Sidewalks

[A repeat from September 24, 2012] Sidewalks.   We walk on them – they serve their purpose.   Providing a durable and predictable path from Point A to Point B. 

When I walk to and from the train station, I keep an eye on where I’m walking — looking for cracks or holes in the sidewalk.  Or those slightly elevated slabs.   That habit has helped me avoid trips and twisted ankles and to find money, jewelry, wallets and such as I reported in my post of August 2, 2012.  While I walk, I also peruse those permanent stamped impressions identifying the contractor — and the year the sidewalk was laid down.

One stony sidewalk near my home bears the weathered yet clear date “1912.”  Wow!   A century.  As I walk from the train station to my office in downtown Chicago, I pass two such markings which go back decades.  One is 1935 — six years before the U.S. entered World War II.  Another is 1947 — the year I was born.  I think of my trips downtown — with my parents.  Years ago.  I’m sure I walked here.   Then.  My parents and grandparents and even great-grandparents probably walked on these same sidewalks.  And here I am today — sharing the same space.  Walking.  On the sidewalk.     

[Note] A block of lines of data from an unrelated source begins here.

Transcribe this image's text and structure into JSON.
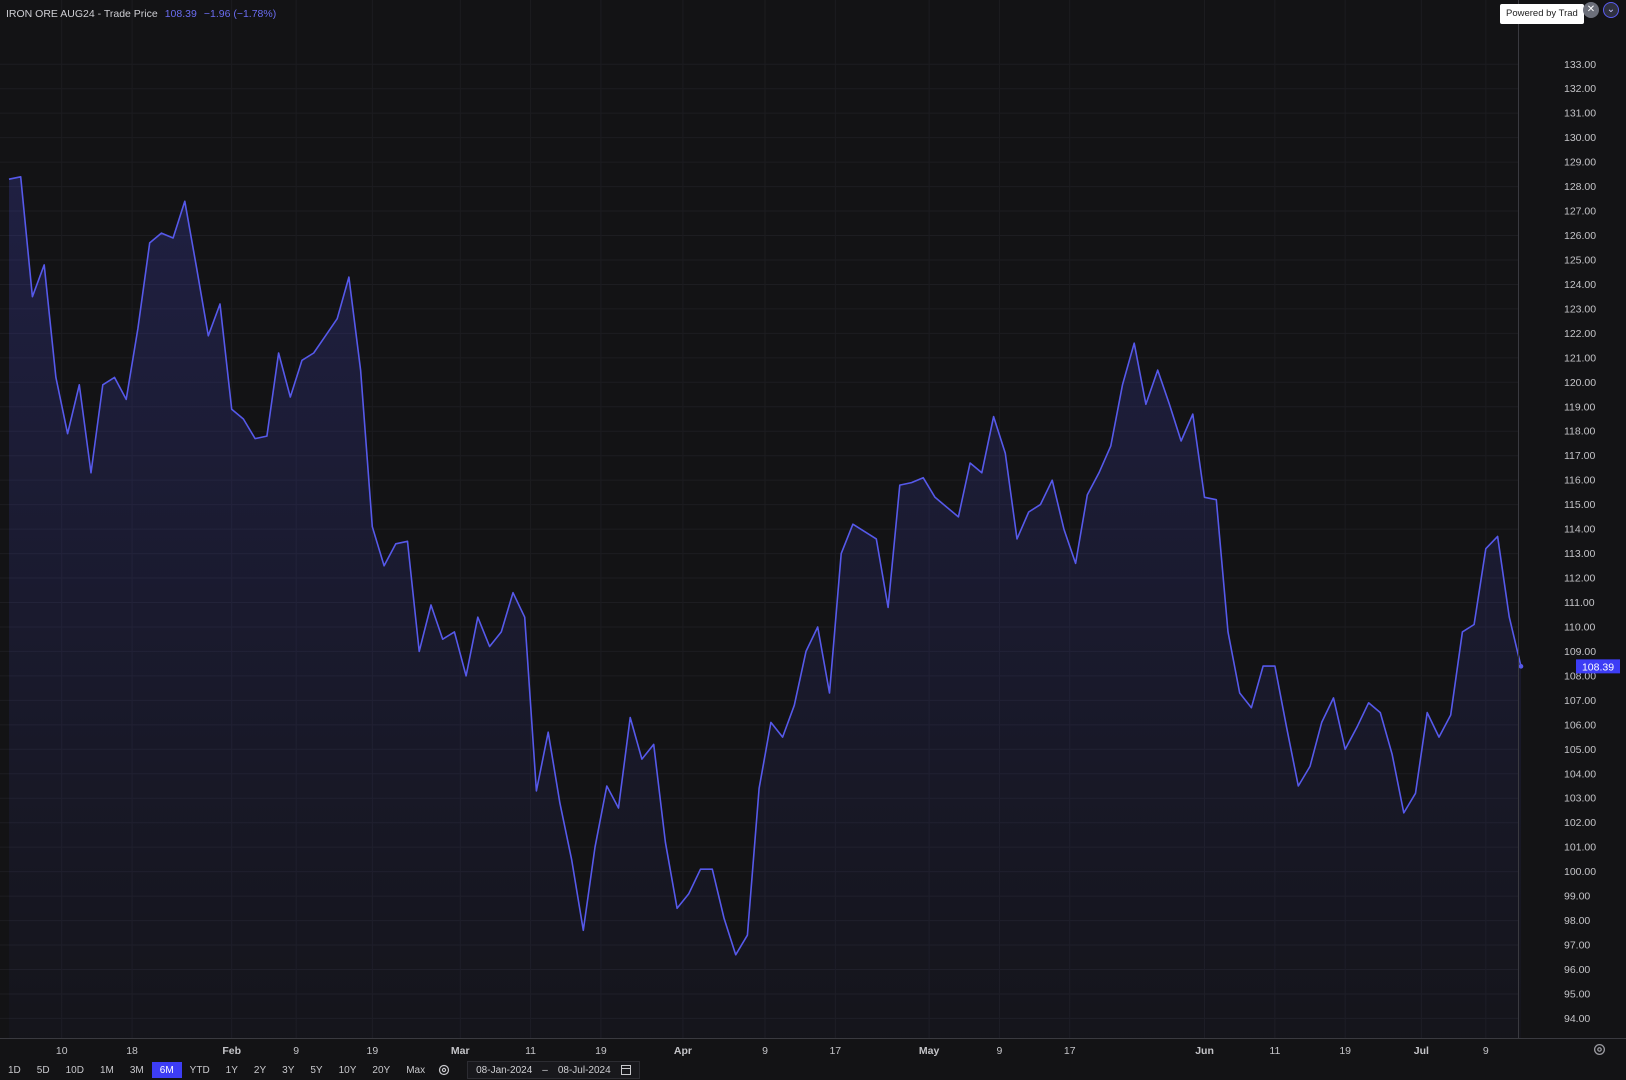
{
  "header": {
    "symbol": "IRON ORE AUG24 - Trade Price",
    "last": "108.39",
    "change": "−1.96 (−1.78%)"
  },
  "powered_by": "Powered by Trad",
  "icons": {
    "close": "close-icon",
    "collapse": "chevron-down-icon",
    "settings": "gear-icon",
    "calendar": "calendar-icon"
  },
  "colors": {
    "background": "#131315",
    "line": "#5659ea",
    "accent": "#3d3df5",
    "grid": "#1e1e22"
  },
  "toolbar": {
    "periods": [
      "1D",
      "5D",
      "10D",
      "1M",
      "3M",
      "6M",
      "YTD",
      "1Y",
      "2Y",
      "3Y",
      "5Y",
      "10Y",
      "20Y",
      "Max"
    ],
    "active_period": "6M",
    "date_from": "08-Jan-2024",
    "date_sep": "–",
    "date_to": "08-Jul-2024"
  },
  "chart_data": {
    "type": "area",
    "series": [
      {
        "values": [
          128.3,
          128.4,
          123.5,
          124.8,
          120.2,
          117.9,
          119.9,
          116.3,
          119.9,
          120.2,
          119.3,
          122.2,
          125.7,
          126.1,
          125.9,
          127.4,
          124.7,
          121.9,
          123.2,
          118.9,
          118.5,
          117.7,
          117.8,
          121.2,
          119.4,
          120.9,
          121.2,
          121.9,
          122.6,
          124.3,
          120.5,
          114.1,
          112.5,
          113.4,
          113.5,
          109.0,
          110.9,
          109.5,
          109.8,
          108.0,
          110.4,
          109.2,
          109.8,
          111.4,
          110.4,
          103.3,
          105.7,
          102.8,
          100.5,
          97.6,
          101.0,
          103.5,
          102.6,
          106.3,
          104.6,
          105.2,
          101.2,
          98.5,
          99.1,
          100.1,
          100.1,
          98.1,
          96.6,
          97.4,
          103.4,
          106.1,
          105.5,
          106.8,
          109.0,
          110.0,
          107.3,
          113.0,
          114.2,
          113.9,
          113.6,
          110.8,
          115.8,
          115.9,
          116.1,
          115.3,
          114.9,
          114.5,
          116.7,
          116.3,
          118.6,
          117.1,
          113.6,
          114.7,
          115.0,
          116.0,
          114.0,
          112.6,
          115.4,
          116.3,
          117.4,
          119.9,
          121.6,
          119.1,
          120.5,
          119.1,
          117.6,
          118.7,
          115.3,
          115.2,
          109.8,
          107.3,
          106.7,
          108.4,
          108.4,
          105.9,
          103.5,
          104.3,
          106.1,
          107.1,
          105.0,
          105.9,
          106.9,
          106.5,
          104.8,
          102.4,
          103.2,
          106.5,
          105.5,
          106.4,
          109.8,
          110.1,
          113.2,
          113.7,
          110.4,
          108.39
        ]
      }
    ],
    "x_tick_labels": [
      "10",
      "18",
      "Feb",
      "9",
      "19",
      "Mar",
      "11",
      "19",
      "Apr",
      "9",
      "17",
      "May",
      "9",
      "17",
      "Jun",
      "11",
      "19",
      "Jul",
      "9"
    ],
    "y_tick_labels": [
      "133.00",
      "132.00",
      "131.00",
      "130.00",
      "129.00",
      "128.00",
      "127.00",
      "126.00",
      "125.00",
      "124.00",
      "123.00",
      "122.00",
      "121.00",
      "120.00",
      "119.00",
      "118.00",
      "117.00",
      "116.00",
      "115.00",
      "114.00",
      "113.00",
      "112.00",
      "111.00",
      "110.00",
      "109.00",
      "108.00",
      "107.00",
      "106.00",
      "105.00",
      "104.00",
      "103.00",
      "102.00",
      "101.00",
      "100.00",
      "99.00",
      "98.00",
      "97.00",
      "96.00",
      "95.00",
      "94.00"
    ],
    "ylim": [
      93.2,
      134.4
    ],
    "last_value_label": "108.39",
    "grid": true
  }
}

Sidewalks

Sidewalks.   We walk on them – they serve their purpose.   Providing a durable and predictable path from Point A to Point B. 

When I walk to and from the train station, I keep an eye on where I’m walking — looking for cracks or holes in the sidewalk.  Or those slightly elevated slabs.   That habit has helped me avoid trips and twisted ankles and to find money, jewelry, wallets and such as I reported in my post of August 2, 2012.  While I walk, I also take note of those permanent stamped impressions identifying the contractor — and the year the sidewalk was laid down.

One stony sidewalk near my home bears the weathered yet clear date “1912.”  Wow!   A century.  As I walk from the train station to my office in downtown Chicago, I pass two such markings which go back decades.  One is 1935 — six years before the U.S. entered World War II.  Another is 1947 — the year I was born.  I think of my trips downtown — with my parents.  Years ago.  I’m sure I walked here.   Then.  My parents and grandparents and even great-grandparents probably walked on these same sidewalks.  And here I am today — sharing the same space.  Walking with purpose.  On the sidewalk.